Edgefest ends the year with its mission fully accomplished
Sometimes the pieces all fall into the right places.
When you’re talking about Edgefest, which wrapped up its five-night residency on Saturday, that can refer to the notes being played, or the people playing them. In this case, it’s both.
Edgefest organizers got everything right this year, and the result was a festival that satisfied musically, while fulfilling the festival’s mandate this year to explore the roots between classical and avant garde music.
On Saturday, as it was throughout the festival, those connections were self evident, exploring modern classical music and out jazz performed by both new-music legends and talented college students.
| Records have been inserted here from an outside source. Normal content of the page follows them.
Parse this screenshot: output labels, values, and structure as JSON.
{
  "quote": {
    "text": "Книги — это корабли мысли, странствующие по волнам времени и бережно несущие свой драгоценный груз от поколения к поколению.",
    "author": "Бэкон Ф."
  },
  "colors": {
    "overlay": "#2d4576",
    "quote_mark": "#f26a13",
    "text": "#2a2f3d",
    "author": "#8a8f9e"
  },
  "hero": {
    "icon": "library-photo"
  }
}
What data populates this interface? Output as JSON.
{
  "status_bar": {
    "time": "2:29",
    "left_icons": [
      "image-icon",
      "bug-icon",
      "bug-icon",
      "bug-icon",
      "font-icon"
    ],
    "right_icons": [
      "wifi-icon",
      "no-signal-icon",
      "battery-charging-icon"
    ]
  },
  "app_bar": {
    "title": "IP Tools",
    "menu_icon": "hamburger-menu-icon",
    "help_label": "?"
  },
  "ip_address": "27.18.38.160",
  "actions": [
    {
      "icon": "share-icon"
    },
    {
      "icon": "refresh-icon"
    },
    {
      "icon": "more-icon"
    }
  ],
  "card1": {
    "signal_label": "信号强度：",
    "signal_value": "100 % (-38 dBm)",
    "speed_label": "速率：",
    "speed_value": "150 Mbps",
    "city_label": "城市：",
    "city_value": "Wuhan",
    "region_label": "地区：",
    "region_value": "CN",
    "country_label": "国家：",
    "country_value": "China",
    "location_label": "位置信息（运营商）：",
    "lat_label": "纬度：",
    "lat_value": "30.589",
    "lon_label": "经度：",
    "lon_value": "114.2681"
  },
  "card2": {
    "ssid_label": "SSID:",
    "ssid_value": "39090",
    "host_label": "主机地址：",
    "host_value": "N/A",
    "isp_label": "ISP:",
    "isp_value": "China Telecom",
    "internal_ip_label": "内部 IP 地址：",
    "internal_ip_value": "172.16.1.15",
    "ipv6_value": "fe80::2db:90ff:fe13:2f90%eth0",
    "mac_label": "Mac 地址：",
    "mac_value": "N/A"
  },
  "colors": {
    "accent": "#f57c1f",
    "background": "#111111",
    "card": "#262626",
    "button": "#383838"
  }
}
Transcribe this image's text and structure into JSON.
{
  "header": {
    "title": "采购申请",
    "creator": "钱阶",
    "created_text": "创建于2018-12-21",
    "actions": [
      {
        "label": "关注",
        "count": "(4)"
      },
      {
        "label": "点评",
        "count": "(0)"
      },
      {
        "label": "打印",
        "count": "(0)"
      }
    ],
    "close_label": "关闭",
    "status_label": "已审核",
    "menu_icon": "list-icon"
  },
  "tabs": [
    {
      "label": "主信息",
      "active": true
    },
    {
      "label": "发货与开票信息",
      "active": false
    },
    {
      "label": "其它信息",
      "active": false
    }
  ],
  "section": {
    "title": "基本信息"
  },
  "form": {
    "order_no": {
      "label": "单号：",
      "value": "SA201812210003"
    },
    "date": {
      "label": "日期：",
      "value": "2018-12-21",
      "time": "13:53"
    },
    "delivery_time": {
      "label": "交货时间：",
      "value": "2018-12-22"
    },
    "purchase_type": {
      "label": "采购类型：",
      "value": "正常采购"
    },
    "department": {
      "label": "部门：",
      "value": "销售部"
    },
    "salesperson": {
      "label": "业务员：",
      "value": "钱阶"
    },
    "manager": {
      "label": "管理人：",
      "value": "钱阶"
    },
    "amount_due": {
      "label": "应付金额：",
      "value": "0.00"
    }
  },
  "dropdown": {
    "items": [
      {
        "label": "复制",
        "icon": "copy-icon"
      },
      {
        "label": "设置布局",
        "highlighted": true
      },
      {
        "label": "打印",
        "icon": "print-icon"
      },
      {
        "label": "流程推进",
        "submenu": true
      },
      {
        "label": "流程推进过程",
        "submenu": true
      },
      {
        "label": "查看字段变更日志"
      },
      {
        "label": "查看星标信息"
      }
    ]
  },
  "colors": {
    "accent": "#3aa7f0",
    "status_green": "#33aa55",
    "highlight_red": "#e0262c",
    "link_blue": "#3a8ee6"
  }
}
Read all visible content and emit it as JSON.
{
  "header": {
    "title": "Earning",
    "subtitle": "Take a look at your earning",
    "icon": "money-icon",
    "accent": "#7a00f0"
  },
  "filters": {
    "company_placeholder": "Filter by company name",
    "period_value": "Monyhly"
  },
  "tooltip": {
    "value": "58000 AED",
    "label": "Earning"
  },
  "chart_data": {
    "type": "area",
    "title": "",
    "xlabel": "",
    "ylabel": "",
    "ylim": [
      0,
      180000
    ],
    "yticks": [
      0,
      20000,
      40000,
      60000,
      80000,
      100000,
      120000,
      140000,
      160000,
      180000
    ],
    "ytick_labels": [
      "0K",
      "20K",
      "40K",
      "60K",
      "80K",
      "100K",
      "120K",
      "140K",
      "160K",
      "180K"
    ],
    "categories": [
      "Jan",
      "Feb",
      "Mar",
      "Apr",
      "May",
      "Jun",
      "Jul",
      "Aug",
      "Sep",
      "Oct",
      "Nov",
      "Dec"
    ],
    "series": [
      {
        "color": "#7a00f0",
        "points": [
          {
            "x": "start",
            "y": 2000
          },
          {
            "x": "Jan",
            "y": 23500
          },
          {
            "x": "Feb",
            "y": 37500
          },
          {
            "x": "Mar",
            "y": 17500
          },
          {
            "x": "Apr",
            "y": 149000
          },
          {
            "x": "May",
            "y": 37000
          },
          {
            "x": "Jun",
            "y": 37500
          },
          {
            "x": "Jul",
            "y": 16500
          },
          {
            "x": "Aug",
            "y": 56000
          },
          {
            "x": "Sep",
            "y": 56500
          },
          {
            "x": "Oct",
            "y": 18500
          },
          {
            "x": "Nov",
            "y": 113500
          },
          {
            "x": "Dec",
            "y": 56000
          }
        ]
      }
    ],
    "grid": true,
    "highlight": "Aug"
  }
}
Stephen Rush’s performance of John Cage’s “Sonatas and Interludes for Prepared Piano,” was a stunning performance of a truly iconic piece of modern classical music. Performing at a piano “prepared” with screws, bolts and pieces of wood, Rush played dispassionately, letting the piano tinkle and thump and buzz through Cage’s series of short movements.
Rush, a University of Michigan music professor, has been performing the piece for a quarter century, and it’s obvious that he has a thorough grasp of its nuances.
The result was almost heartbreakingly beautiful, filling the candle-lit Kerrytown Concert House with a practicallt sacred vibe. It was as moving and mesmerizing a performance as we can remember in more than a decade of Edgefests.
It didn’t swing, but it certainly moved.
The evening’s—and the festival’sâ€šfinale, the ROVA Saxophone Quartet, blew the roof off. With nearly 40 years together, the ensemble played fearlessly on a handful of original compositions that left plenty of room for long-form improvisations. Solos were few, but who needed them? The quartet’s intricate counterpoints, soaring harmonies and ever changing time signatures created the effect of collaborative solos. A stirring and appropriate end to a remarkable evening.
Here are some other high points from Edgefest 2011:
- The trio of saxophonist Andrew Bishop, drummer Gerald Cleaver and bassist Tim Flood, which delivered one of the all-time best Edgefest sets on Thursday. The trio’s performance was a living, breathing entity that threatened to swallow a rapt audience whole. A trio like this one—locally formed and based is as much a hometown treasure as a Zingerman’s reuben.
- Ned Rothenberg’s Clarinet Quintet #1, performed Wednesday with the MIVOS String Quartet, marking the piece’s Midwest debut. The composer, an Edgefest veteran, has created a gorgeous composition that’s as American as “Rhapsody in Blue,” without compromising exploration. A stunning set that was very well received.
- Down the street, at St. Andrews Episcopal Church on Saturday, legendary reedman Vinny Golia, leading the U-M Creative Arts Orchestra. Golia led the orchestra through its paces, having obvious fun pushing the students into the unknown as he conducted—and blew—with the ensemble through a pair of improvised workouts that defined improvisation.
- Like Rush’s performance of Cage’s music, pianist Lucian Ban and bassist John Hebert’s “Enesco Revisited,” which took classical music—in this case, the work of twentieth century Romanian composer Georges Enesco—and ran it through the improvisational blender. The result, performed by an octet, was lush and romantic.